done in Cleveland or Buffalo or wherever. Don’t they know? We don’t care!
So the flag is gone, the word is offensive, and
the song is banned. Perhaps we can destroy all evidence that there ever was
a Confederate States of America, or at least that any of our states actually
had anything to do with it. Maybe we could start by calling a co-cola,
“pop”, trade in our grits for bean sprouts, start making fat-free barbeque
out of tofu and wear Bermuda shorts pulled up to our chest with sandals and
over the calf stretch black socks.
We would, of course, have to stop using the
word “fixing” other than in the repair sense of the word.
We would have to give up college football and
start playing lacrosse, rugby, backgammon or some other sissy northern game.
Country music would be banned and we would all
have to listen to polkas and our children would listen to rap music praising
the killing of innocent people, which would be much more easily accomplished
since personal ownership of guns would be gauche.
There would be no more dinners
on the grounds, gospel sings or baptisms in a creek. No speckled pups. No
sweet iced tea or rocking the sun down from your porch. No more fried
chicken. No all-you-can-eat
catfish or biscuits with gravy. It would now be brie on wheat crackers and tongue on pumpernickel.
No longer will we name our children Jimmy Earl
or Jo Beth or Ruby Ann. They will now be Biff or Chaz or Summer or Jasmine.
Here in Florida we will have to change the
names of Lee and Dixie counties and every Jeff Davis County from Georgia to
Texas will just have to go.
Mark Twain said that we Southerners sing when
we speak, but not anymore. Now, we must learn to talk at the decibel level
of an F-16 preparing (see, I didn’t say fixing) to take off, and be
rude and obnoxious to everyone we encounter.
Don’t you think we will all be a lot happier
Not me! Let my feet and my
heart and my soul forever be planted in a land where “gimme some sugar”
ain’t got nothing to do with Dixie Crystal. Where neighbor consoles
neighbor with a bowl of potato salad. Where old dogs and old men sit
in the shade of a big oak and bream-fish from a pond. Where old women show their grand-daughters

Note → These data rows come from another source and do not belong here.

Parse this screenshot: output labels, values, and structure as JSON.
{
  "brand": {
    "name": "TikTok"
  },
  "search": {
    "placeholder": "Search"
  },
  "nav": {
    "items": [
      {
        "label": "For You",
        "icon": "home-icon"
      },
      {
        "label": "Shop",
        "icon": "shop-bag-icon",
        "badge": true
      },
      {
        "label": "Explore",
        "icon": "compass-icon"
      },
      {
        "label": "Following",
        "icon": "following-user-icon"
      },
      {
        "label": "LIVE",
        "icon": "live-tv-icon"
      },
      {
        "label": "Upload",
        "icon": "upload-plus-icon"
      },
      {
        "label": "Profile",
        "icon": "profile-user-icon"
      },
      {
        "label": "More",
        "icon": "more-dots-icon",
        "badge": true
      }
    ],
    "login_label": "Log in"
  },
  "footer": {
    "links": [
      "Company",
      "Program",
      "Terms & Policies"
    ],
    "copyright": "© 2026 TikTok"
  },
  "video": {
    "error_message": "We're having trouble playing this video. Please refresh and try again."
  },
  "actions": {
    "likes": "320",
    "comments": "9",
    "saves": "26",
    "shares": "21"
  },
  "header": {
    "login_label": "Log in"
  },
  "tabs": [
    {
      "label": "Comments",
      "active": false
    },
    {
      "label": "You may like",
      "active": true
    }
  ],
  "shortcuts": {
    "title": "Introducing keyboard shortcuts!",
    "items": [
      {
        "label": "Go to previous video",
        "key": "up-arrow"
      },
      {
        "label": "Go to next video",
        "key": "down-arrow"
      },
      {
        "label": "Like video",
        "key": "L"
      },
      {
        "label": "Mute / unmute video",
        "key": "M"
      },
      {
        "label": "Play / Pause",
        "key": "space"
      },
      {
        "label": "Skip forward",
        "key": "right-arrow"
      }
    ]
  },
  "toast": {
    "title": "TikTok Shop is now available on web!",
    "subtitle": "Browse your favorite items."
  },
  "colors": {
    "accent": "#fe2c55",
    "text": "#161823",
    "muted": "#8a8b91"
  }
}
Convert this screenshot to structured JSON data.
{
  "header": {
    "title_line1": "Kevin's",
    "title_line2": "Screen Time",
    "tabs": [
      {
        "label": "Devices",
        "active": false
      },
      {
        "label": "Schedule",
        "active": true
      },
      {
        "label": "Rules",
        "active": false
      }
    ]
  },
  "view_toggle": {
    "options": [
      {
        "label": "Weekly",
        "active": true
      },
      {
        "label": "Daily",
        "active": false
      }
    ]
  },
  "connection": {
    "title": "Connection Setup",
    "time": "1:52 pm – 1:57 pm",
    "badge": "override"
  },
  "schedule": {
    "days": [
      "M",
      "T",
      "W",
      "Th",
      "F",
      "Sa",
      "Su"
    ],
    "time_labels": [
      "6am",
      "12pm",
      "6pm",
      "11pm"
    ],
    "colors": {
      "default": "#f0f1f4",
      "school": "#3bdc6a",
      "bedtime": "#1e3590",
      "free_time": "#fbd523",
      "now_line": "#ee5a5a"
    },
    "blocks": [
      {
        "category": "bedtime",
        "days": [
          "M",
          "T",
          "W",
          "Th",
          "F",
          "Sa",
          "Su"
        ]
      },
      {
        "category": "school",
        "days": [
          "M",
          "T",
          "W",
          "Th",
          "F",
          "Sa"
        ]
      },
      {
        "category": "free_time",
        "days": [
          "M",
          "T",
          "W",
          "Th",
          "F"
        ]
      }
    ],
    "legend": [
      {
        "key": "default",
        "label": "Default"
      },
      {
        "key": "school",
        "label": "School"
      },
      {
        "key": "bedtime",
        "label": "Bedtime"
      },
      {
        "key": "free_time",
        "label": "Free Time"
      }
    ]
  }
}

how to knead dough for homemade cat-head biscuits while chickens scratch around in
Where little boys play baseball in a cow pasture and grow up
loving America and flying the Stars and Stripes with
pride, and, if
they want to—wave the Southern Cross
at a college football
game or a stock car race, ‘cause it ain’t nobody else’s business. And if they want to sing
Dixie, let them learn to sing it with the love and emotion of Ray Charles.
Ray Charles is from Georgia, and nobody, I mean nobody can sing Dixie like
“Southern” ain’t about the color of your skin. Southern is about the
condition of your heart.
So, what do we
Southerners (black, white or whatever) tell the Yankees? I like what ol’
Lewis used to say . . . “Delta is ready when you are!”
Ken Revell is a syndicated columnist.